◆ What the exercise asks
All the entries below should be reproduced exactly.

=== Listed entries ===

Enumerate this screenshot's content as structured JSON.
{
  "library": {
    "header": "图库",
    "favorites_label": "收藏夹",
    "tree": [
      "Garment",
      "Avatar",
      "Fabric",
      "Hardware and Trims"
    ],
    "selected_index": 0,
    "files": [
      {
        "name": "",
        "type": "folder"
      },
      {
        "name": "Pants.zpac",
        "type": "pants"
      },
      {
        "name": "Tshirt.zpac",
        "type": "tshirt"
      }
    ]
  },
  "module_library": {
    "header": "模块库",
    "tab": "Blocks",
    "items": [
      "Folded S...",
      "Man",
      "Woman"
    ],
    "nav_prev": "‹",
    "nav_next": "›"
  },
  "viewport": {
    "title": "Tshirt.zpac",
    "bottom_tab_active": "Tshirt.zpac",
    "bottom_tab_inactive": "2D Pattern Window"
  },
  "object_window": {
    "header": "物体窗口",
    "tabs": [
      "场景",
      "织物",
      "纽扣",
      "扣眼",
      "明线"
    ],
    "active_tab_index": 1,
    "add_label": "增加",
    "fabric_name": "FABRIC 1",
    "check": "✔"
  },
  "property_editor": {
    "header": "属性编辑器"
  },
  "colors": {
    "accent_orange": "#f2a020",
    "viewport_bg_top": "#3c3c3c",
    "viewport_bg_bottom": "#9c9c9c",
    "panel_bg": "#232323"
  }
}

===

◆ Task answer
Enumerate this screenshot's content as structured JSON.
{
  "library": {
    "header": "图库",
    "favorites_label": "收藏夹",
    "tree": [
      "Garment",
      "Avatar",
      "Fabric",
      "Hardware and Trims"
    ],
    "selected_index": 0,
    "files": [
      {
        "name": "",
        "type": "folder"
      },
      {
        "name": "Pants.zpac",
        "type": "pants"
      },
      {
        "name": "Tshirt.zpac",
        "type": "tshirt"
      }
    ]
  },
  "module_library": {
    "header": "模块库",
    "tab": "Blocks",
    "items": [
      "Folded S...",
      "Man",
      "Woman"
    ],
    "nav_prev": "‹",
    "nav_next": "›"
  },
  "viewport": {
    "title": "Tshirt.zpac",
    "bottom_tab_active": "Tshirt.zpac",
    "bottom_tab_inactive": "2D Pattern Window"
  },
  "object_window": {
    "header": "物体窗口",
    "tabs": [
      "场景",
      "织物",
      "纽扣",
      "扣眼",
      "明线"
    ],
    "active_tab_index": 1,
    "add_label": "增加",
    "fabric_name": "FABRIC 1",
    "check": "✔"
  },
  "property_editor": {
    "header": "属性编辑器"
  },
  "colors": {
    "accent_orange": "#f2a020",
    "viewport_bg_top": "#3c3c3c",
    "viewport_bg_bottom": "#9c9c9c",
    "panel_bg": "#232323"
  }
}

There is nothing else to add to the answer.